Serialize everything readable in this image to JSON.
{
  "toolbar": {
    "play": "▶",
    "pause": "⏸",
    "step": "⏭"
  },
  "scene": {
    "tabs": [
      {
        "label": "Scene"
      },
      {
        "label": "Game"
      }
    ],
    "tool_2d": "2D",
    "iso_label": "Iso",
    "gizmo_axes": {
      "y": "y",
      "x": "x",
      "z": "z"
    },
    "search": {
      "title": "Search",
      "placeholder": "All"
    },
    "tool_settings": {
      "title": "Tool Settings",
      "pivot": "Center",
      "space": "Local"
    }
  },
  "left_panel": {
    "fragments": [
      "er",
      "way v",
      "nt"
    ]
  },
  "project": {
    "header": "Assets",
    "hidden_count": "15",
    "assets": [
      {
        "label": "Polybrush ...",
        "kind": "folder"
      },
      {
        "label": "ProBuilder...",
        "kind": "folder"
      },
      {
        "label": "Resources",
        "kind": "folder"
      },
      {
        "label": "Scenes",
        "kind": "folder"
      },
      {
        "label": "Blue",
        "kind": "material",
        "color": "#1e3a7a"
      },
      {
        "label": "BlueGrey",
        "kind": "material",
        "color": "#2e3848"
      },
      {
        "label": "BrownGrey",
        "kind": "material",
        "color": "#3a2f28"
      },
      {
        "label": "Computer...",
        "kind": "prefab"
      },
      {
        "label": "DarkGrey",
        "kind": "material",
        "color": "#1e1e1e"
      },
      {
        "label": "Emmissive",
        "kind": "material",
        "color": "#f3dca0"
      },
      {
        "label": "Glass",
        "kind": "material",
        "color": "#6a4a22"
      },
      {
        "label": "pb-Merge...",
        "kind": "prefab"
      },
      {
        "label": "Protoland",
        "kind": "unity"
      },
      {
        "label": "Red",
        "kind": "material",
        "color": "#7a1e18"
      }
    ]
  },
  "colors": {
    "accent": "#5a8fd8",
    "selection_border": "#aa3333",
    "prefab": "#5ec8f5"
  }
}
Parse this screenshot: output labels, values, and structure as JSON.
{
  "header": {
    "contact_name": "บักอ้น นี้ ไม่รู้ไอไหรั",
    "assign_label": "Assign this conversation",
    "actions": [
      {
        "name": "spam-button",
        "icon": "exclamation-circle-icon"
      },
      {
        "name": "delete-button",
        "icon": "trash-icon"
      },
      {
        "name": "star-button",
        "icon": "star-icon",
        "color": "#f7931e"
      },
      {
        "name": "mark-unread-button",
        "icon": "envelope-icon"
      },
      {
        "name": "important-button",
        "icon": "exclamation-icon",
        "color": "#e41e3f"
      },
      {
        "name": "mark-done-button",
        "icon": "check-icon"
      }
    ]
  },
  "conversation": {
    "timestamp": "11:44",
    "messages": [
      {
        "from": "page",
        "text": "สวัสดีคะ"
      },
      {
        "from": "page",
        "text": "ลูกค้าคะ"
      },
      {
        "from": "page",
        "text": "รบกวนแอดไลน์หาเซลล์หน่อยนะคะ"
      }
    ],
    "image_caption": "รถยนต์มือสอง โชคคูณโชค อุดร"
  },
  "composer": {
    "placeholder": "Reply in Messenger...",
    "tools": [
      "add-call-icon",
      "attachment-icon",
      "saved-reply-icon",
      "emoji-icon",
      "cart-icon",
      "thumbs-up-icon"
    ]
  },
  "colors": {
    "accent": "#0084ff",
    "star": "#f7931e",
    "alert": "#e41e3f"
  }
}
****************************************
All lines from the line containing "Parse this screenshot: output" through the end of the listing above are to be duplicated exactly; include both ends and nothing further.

RESULT BELOW
Parse this screenshot: output labels, values, and structure as JSON.
{
  "header": {
    "contact_name": "บักอ้น นี้ ไม่รู้ไอไหรั",
    "assign_label": "Assign this conversation",
    "actions": [
      {
        "name": "spam-button",
        "icon": "exclamation-circle-icon"
      },
      {
        "name": "delete-button",
        "icon": "trash-icon"
      },
      {
        "name": "star-button",
        "icon": "star-icon",
        "color": "#f7931e"
      },
      {
        "name": "mark-unread-button",
        "icon": "envelope-icon"
      },
      {
        "name": "important-button",
        "icon": "exclamation-icon",
        "color": "#e41e3f"
      },
      {
        "name": "mark-done-button",
        "icon": "check-icon"
      }
    ]
  },
  "conversation": {
    "timestamp": "11:44",
    "messages": [
      {
        "from": "page",
        "text": "สวัสดีคะ"
      },
      {
        "from": "page",
        "text": "ลูกค้าคะ"
      },
      {
        "from": "page",
        "text": "รบกวนแอดไลน์หาเซลล์หน่อยนะคะ"
      }
    ],
    "image_caption": "รถยนต์มือสอง โชคคูณโชค อุดร"
  },
  "composer": {
    "placeholder": "Reply in Messenger...",
    "tools": [
      "add-call-icon",
      "attachment-icon",
      "saved-reply-icon",
      "emoji-icon",
      "cart-icon",
      "thumbs-up-icon"
    ]
  },
  "colors": {
    "accent": "#0084ff",
    "star": "#f7931e",
    "alert": "#e41e3f"
  }
}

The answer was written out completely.